Today, however, we know based on proper research findings that ‘disastrous holiday weight gain’ is a myth.
Several studies have shown that weight gain over the holidays across various countries is approximately less than 1 kg with people who are overweight gaining twice this amount. This is very much expected because as humans we celebrate and create memories with food. For majority of the population, this weight gain is likely due to water retention and bloating from eating lots of trigger foods. This means the weight will go off in a short while.
Gaining approximately 2 kg over the holidays isn’t the problem, the real problem is that most of us will lose only half of this weight mid-year and before you know it, the year-end holiday is around the corner. What this means is that in 10 years or less, the average adult will gain 10 kg or even more depending on how their lifestyle changes.
Now we know that the ‘new year’ weight loss resolution never really falls through – firstly because exercise not supported by nutrition does not keep the weight off and secondly because most people never really follow through. Life happens, the weight loss plan or going to the gym becomes too rigid, it no longer fits into your daily routine and you just yearn to live a ‘normal’ life.
So, what should you be doing instead? Focus on self-care through nutrition. If you already have your lifestyle set up to support you in a manner that allows for – feeding your body with intention 80% of the time and moving your body regularly, that weight is bound to get off. Note that it is natural to experience body weight fluctuations of 2 kg or less every now & then. It does not mean you have gained weight.
Did I gain weight over the holidays? I sure did. Have I lost it? Yes.
I walk an average of 6000 steps weekly by choice, I host live workout sessions on my social media pages (it’s just for 10 minutes and fun too, be sure to check it out) and for those on my programs while making time to attend classes at the gym. It’s easy to infer that the weight loss happened because I work out. That is not true. If your nutrition is poor and you are killing yourself at the gym – you will end up gaining more weight.
I was not fixated on this holiday weight gain but I put more focus into just being my best self – being intentional about how I feed myself, how I move my body joyfully and caring for myself overall.
Here’s the thing: beyond the weight loss plans and gym memberships if you are not intent on using nutrition and movement as a powerful form of self-care for your body, you will find yourself on an unending weight loss lifestyle that pursues thinness with everything in you while missing out on living life fully.
The question is how you live your life 355 days a year (assuming your holiday was for 10 days)?
Are you one of those people who spend money on weight loss plans and never to be used gym memberships every new year?

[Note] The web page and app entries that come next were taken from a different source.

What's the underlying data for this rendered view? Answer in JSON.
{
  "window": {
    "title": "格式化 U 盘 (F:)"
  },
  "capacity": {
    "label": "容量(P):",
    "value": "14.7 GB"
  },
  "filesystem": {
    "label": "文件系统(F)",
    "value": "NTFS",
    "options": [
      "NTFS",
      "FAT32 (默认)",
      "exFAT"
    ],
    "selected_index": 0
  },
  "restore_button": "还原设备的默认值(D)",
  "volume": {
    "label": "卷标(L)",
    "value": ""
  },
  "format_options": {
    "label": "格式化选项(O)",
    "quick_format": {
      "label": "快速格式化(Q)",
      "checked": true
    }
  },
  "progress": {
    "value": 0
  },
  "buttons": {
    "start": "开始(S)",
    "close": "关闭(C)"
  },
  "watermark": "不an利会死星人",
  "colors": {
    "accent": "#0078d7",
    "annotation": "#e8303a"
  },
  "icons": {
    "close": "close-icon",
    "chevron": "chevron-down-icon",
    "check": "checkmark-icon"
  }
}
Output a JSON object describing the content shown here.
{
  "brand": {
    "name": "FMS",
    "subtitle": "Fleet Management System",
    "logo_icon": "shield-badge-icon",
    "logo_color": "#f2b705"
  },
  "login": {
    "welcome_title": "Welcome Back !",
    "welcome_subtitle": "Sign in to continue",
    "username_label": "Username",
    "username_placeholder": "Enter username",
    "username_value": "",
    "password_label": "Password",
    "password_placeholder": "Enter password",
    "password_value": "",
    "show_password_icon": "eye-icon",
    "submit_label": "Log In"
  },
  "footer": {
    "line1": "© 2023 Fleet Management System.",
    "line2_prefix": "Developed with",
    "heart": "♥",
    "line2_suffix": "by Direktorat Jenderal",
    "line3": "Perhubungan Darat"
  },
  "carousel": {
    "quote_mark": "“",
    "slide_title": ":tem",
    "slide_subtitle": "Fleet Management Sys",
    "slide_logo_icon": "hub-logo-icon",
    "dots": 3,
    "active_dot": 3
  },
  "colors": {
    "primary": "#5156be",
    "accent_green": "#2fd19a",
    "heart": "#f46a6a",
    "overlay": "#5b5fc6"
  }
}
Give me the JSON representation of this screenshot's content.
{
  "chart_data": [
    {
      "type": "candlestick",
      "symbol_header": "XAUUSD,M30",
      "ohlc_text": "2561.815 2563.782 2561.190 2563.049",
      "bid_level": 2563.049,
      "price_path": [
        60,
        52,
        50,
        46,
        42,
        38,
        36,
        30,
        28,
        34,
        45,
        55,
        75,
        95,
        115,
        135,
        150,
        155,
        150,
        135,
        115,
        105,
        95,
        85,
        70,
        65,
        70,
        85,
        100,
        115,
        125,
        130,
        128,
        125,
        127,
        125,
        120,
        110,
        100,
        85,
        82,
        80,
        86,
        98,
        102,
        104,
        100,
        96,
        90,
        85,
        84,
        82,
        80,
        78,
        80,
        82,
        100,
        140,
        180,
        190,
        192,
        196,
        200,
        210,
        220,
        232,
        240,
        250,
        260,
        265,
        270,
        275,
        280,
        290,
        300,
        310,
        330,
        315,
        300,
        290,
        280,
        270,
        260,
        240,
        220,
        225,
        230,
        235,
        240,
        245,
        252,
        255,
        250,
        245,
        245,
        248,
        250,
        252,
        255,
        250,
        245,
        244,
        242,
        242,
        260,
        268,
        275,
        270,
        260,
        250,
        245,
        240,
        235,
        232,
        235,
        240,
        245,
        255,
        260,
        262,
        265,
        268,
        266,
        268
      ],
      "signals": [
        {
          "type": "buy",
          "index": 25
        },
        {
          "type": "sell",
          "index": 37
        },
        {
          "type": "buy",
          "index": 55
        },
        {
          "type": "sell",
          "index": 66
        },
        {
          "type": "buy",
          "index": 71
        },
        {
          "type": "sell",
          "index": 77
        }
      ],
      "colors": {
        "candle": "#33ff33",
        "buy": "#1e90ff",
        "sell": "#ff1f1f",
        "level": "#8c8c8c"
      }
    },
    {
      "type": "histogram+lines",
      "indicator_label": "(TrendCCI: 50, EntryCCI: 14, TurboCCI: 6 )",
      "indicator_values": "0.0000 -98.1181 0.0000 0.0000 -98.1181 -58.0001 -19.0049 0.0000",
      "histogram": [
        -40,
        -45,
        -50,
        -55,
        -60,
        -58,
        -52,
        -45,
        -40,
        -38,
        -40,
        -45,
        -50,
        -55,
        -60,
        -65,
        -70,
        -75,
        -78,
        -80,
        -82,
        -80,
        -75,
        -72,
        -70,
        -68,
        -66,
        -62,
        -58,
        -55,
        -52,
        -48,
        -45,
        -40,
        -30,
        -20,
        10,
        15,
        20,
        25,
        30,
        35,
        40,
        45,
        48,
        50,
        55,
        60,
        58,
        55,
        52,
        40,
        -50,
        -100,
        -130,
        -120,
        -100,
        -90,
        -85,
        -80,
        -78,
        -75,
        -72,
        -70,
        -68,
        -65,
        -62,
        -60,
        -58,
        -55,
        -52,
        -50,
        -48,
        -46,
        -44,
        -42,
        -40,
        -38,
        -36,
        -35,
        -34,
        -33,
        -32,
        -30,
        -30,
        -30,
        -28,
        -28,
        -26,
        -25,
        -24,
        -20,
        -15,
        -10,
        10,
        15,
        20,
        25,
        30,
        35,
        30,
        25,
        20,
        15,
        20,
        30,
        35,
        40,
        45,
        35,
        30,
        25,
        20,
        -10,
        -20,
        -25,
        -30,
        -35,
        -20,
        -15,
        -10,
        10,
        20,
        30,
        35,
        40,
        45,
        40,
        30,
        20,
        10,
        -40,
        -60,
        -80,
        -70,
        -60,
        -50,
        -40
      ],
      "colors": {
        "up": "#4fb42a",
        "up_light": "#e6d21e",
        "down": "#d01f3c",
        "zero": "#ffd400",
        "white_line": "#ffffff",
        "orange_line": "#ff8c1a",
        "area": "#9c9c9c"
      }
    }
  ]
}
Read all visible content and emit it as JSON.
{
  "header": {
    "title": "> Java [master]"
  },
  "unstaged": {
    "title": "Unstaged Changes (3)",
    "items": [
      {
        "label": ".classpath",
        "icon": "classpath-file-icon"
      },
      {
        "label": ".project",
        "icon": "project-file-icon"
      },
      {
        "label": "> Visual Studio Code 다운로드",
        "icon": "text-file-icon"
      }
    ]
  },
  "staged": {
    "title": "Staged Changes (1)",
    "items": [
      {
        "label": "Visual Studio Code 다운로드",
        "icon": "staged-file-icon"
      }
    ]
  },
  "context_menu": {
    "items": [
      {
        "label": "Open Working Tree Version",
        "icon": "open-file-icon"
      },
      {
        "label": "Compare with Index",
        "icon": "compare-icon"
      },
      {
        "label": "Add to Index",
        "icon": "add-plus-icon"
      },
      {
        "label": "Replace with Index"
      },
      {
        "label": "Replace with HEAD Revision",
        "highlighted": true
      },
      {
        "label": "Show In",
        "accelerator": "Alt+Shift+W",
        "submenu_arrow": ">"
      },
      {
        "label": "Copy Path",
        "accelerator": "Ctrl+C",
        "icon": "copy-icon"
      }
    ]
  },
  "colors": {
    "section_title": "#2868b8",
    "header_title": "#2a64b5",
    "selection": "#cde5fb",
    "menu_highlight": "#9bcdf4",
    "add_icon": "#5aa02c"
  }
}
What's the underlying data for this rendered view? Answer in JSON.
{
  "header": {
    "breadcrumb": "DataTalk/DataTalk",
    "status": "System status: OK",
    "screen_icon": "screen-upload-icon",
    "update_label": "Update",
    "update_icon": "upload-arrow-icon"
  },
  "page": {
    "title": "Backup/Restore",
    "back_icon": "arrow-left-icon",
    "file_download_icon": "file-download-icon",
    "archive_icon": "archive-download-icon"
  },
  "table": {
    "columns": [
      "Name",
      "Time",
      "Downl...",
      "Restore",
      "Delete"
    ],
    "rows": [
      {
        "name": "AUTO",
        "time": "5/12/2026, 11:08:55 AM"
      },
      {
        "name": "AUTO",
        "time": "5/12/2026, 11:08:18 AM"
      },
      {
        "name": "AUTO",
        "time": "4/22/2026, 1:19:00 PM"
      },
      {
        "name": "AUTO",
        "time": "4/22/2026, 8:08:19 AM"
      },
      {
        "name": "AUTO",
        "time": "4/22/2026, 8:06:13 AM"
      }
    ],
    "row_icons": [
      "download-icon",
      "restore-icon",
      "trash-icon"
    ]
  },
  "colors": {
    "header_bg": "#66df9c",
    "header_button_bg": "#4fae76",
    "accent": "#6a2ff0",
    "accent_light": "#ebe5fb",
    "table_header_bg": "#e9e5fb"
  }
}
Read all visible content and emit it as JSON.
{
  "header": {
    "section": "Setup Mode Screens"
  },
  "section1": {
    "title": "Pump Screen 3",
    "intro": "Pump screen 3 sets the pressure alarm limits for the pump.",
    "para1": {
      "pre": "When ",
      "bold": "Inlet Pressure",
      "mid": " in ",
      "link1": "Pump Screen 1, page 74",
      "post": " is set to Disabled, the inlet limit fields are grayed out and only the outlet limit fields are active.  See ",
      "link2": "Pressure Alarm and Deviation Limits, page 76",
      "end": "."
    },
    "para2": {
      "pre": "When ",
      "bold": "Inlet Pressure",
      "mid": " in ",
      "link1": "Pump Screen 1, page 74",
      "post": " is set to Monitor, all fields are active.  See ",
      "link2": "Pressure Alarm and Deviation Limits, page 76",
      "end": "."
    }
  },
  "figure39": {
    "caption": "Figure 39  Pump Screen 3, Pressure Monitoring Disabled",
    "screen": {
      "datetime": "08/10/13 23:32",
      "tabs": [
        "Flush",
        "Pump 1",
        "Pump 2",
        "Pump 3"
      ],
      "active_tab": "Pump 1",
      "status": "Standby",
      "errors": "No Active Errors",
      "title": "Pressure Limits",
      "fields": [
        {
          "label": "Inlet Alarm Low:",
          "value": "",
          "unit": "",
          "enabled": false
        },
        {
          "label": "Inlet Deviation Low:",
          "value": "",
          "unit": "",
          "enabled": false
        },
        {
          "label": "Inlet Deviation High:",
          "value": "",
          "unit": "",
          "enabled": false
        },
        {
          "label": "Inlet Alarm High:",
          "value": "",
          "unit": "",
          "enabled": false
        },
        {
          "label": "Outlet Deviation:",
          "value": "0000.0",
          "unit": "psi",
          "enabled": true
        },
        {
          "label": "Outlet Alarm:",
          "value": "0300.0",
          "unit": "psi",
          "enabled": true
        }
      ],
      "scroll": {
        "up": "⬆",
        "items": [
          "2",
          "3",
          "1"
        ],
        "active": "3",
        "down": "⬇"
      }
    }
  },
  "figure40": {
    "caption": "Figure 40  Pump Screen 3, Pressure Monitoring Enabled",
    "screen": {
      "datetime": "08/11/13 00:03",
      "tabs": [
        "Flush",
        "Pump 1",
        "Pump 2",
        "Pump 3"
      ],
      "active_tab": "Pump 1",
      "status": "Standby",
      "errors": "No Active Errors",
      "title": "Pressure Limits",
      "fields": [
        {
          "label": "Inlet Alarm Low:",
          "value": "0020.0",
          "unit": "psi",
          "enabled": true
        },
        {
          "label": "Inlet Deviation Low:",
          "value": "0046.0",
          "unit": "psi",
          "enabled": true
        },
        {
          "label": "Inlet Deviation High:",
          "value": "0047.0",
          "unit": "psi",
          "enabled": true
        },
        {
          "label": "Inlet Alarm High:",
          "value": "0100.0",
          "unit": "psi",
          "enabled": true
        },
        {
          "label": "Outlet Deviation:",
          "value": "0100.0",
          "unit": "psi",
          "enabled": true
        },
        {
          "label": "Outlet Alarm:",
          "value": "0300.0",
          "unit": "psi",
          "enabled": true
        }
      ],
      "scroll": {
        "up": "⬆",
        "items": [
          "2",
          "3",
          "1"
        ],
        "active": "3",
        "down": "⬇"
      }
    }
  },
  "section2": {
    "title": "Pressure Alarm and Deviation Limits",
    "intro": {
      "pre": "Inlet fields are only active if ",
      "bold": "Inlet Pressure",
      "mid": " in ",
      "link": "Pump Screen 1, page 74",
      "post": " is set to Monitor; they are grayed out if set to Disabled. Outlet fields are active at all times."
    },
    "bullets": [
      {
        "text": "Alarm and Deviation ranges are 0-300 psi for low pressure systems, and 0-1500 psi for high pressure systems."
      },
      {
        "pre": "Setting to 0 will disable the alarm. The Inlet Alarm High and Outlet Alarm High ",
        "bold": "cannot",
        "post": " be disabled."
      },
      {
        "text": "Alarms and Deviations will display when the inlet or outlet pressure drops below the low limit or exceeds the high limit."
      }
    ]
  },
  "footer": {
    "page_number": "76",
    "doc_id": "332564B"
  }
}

Imagine the travel memories you could create with all that money if you focused on living intentionally rather than being sporadic about food and exercise?
I’m challenging you today to think about how you have used food and exercise to care for yourself?
Have you been using exercise to punish yourself for overeating, to pay penance for being bad with food? How has that served you? How does it make you feel? Does it in anyway improve or diminish your self-worth?
Start today to engage in self-care practices, keep it simple.
Ask yourself? How can I move my body in a way that serves me best? In a way I truly enjoy? Remember that it does not have to be what everyone else is doing to be effective. And then with food, pay attention to what foods best serve you – energy and emotion wise.
Focus on self-care not self-control, you deserve that much and more.